From Wikibooks, open books for an open world
Jump to navigation Jump to search

Communication Model and Network[edit]

Abstract[edit]

In this chapter, we lay the basics in communication model and network, so that readers have a big picture in mind when we go on to study the components of communication. First we introduce the Shannon-Weaver model of communication. Secondly, we introduce a network, including relevant concepts and definitions, performance measure, etc.

Abbreviations and Acronyms[edit]

SW model Shannon-Weaver model of communication
Codec Coding and decoding


Communication is a very broad subject. It involves the information to be shared, the means to do so (such as talking, composing a melody, texting), the mechanism of error correction, and so on so forth. In this book, we refer to communication in an engineering sense: communication is the process of transmitting information. To study communication, it is essential to simplify the process of communication to an easily understandable model, and quantify the components. In [2], Shannon and Weaver developed a very well-known model of communication that has since taken after their names. This model contains six major components:

  1. Information source, which produce a message;
  2. Transmitter, which converts the message into forms that are suitable for transmission: an e-mail, for instance, translate a message into a digital stream of ‘1’s and ‘0’s that can be sent via internet;
  3. Channel, through which the message is conveyed.

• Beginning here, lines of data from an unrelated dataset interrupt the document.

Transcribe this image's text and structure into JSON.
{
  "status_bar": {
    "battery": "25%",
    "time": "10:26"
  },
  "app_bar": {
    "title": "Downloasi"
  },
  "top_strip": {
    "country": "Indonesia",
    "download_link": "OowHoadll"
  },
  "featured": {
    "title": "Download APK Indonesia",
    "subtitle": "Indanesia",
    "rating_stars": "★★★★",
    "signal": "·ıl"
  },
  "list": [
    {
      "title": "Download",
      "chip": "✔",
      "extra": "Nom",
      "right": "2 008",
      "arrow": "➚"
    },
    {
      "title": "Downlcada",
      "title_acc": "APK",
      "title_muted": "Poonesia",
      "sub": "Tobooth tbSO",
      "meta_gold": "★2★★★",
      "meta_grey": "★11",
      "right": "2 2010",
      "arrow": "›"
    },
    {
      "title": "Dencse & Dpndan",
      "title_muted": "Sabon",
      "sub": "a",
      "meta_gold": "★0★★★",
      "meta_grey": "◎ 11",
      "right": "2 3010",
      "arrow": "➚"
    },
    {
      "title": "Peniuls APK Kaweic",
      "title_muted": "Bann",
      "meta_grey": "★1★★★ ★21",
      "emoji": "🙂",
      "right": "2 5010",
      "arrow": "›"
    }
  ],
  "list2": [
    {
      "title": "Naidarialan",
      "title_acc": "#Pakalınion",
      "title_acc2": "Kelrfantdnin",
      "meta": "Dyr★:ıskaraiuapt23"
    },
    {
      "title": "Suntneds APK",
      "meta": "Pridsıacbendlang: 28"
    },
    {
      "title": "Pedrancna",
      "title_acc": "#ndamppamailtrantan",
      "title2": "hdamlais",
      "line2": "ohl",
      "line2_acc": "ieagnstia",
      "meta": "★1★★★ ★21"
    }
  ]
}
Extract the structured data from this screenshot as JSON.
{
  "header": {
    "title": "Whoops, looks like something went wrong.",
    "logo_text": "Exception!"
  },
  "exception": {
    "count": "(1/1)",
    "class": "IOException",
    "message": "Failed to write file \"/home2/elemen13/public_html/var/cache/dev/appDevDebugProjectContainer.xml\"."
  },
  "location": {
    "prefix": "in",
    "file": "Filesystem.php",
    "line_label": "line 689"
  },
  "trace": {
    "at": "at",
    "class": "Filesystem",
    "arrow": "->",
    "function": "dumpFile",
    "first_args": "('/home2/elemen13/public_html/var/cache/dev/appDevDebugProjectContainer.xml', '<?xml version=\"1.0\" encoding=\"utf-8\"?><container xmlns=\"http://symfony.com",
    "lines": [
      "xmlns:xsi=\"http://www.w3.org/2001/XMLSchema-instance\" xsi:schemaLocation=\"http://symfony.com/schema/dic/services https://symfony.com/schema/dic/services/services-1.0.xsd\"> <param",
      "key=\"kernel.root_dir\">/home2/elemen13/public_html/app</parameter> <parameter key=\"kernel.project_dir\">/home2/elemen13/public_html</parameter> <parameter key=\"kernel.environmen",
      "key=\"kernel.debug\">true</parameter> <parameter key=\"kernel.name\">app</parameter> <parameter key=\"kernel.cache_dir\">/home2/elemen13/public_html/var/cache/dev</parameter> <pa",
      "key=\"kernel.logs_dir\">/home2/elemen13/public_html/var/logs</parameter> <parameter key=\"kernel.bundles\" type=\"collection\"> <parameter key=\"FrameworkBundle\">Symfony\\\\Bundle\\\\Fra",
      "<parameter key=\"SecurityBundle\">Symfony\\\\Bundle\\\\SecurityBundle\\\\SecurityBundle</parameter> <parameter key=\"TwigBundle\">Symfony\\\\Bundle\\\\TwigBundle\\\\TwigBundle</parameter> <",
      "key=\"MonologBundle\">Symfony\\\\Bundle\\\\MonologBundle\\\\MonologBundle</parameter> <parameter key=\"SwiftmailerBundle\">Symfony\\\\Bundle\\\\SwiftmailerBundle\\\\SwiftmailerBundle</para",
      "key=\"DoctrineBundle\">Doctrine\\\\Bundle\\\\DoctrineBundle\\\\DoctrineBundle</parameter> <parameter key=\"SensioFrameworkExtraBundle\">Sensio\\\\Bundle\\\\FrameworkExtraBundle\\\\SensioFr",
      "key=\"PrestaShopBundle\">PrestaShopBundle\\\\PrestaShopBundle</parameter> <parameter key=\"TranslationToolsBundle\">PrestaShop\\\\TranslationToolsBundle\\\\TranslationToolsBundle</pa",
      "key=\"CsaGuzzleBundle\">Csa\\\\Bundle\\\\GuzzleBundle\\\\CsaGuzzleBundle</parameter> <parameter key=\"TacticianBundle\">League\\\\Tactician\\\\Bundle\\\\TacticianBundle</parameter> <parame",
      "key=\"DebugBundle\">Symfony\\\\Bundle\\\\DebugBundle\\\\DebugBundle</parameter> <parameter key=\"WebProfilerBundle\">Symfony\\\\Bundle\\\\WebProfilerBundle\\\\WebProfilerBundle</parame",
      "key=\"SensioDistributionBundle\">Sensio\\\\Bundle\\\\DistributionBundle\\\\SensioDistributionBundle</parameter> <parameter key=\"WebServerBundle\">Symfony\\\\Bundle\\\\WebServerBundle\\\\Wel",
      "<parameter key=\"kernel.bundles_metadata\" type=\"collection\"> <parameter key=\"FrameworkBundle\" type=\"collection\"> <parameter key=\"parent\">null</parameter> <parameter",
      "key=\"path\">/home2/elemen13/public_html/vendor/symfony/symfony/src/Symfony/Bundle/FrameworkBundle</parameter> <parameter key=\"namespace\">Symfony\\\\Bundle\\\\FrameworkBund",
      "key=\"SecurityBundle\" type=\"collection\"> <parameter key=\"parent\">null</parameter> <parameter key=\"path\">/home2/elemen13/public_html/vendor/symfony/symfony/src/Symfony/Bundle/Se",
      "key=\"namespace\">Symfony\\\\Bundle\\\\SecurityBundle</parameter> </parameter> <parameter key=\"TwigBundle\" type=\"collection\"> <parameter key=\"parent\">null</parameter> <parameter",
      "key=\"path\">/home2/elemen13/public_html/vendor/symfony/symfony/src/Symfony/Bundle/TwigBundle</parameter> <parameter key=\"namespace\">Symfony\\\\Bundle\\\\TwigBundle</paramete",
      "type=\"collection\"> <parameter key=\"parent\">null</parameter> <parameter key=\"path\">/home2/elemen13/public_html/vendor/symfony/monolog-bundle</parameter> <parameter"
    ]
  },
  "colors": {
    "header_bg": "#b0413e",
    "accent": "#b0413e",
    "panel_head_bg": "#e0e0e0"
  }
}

It could be a physical connection, like a landline, or a logical one, like one you establish when you call someone and they pick up;
  4. Receiver, which reconstruct the original message from the transmitted data;
  5. Destination, where the message arrives;
  6. Noise source, a dysfunctional, yet important element of communication: it interferes with the data during transmission and makes it difficult to reconstruct the original message.